WHAT YOU HAVE TO DO: Reproduce every record verbatim but drop the pictures.

######

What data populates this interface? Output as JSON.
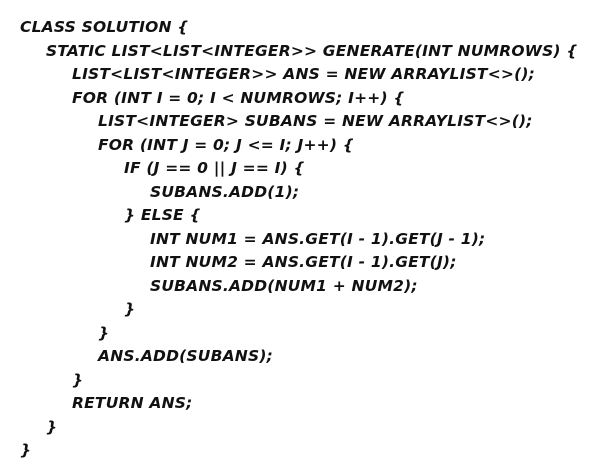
{
  "code": {
    "lines": [
      {
        "indent": 0,
        "text": "CLASS SOLUTION {"
      },
      {
        "indent": 1,
        "text": "STATIC LIST<LIST<INTEGER>> GENERATE(INT NUMROWS) {"
      },
      {
        "indent": 2,
        "text": "LIST<LIST<INTEGER>> ANS = NEW ARRAYLIST<>();"
      },
      {
        "indent": 2,
        "text": "FOR (INT I = 0; I < NUMROWS; I++) {"
      },
      {
        "indent": 3,
        "text": "LIST<INTEGER> SUBANS = NEW ARRAYLIST<>();"
      },
      {
        "indent": 3,
        "text": "FOR (INT J = 0; J <= I; J++) {"
      },
      {
        "indent": 4,
        "text": "IF (J == 0 || J == I) {"
      },
      {
        "indent": 5,
        "text": "SUBANS.ADD(1);"
      },
      {
        "indent": 4,
        "text": "} ELSE {"
      },
      {
        "indent": 5,
        "text": "INT NUM1 = ANS.GET(I - 1).GET(J - 1);"
      },
      {
        "indent": 5,
        "text": "INT NUM2 = ANS.GET(I - 1).GET(J);"
      },
      {
        "indent": 5,
        "text": "SUBANS.ADD(NUM1 + NUM2);"
      },
      {
        "indent": 4,
        "text": "}"
      },
      {
        "indent": 3,
        "text": "}"
      },
      {
        "indent": 3,
        "text": "ANS.ADD(SUBANS);"
      },
      {
        "indent": 2,
        "text": "}"
      },
      {
        "indent": 2,
        "text": "RETURN ANS;"
      },
      {
        "indent": 1,
        "text": "}"
      },
      {
        "indent": 0,
        "text": "}"
      }
    ]
  }
}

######

ANSWER SECTION:
What data populates this interface? Output as JSON.
{
  "code": {
    "lines": [
      {
        "indent": 0,
        "text": "CLASS SOLUTION {"
      },
      {
        "indent": 1,
        "text": "STATIC LIST<LIST<INTEGER>> GENERATE(INT NUMROWS) {"
      },
      {
        "indent": 2,
        "text": "LIST<LIST<INTEGER>> ANS = NEW ARRAYLIST<>();"
      },
      {
        "indent": 2,
        "text": "FOR (INT I = 0; I < NUMROWS; I++) {"
      },
      {
        "indent": 3,
        "text": "LIST<INTEGER> SUBANS = NEW ARRAYLIST<>();"
      },
      {
        "indent": 3,
        "text": "FOR (INT J = 0; J <= I; J++) {"
      },
      {
        "indent": 4,
        "text": "IF (J == 0 || J == I) {"
      },
      {
        "indent": 5,
        "text": "SUBANS.ADD(1);"
      },
      {
        "indent": 4,
        "text": "} ELSE {"
      },
      {
        "indent": 5,
        "text": "INT NUM1 = ANS.GET(I - 1).GET(J - 1);"
      },
      {
        "indent": 5,
        "text": "INT NUM2 = ANS.GET(I - 1).GET(J);"
      },
      {
        "indent": 5,
        "text": "SUBANS.ADD(NUM1 + NUM2);"
      },
      {
        "indent": 4,
        "text": "}"
      },
      {
        "indent": 3,
        "text": "}"
      },
      {
        "indent": 3,
        "text": "ANS.ADD(SUBANS);"
      },
      {
        "indent": 2,
        "text": "}"
      },
      {
        "indent": 2,
        "text": "RETURN ANS;"
      },
      {
        "indent": 1,
        "text": "}"
      },
      {
        "indent": 0,
        "text": "}"
      }
    ]
  }
}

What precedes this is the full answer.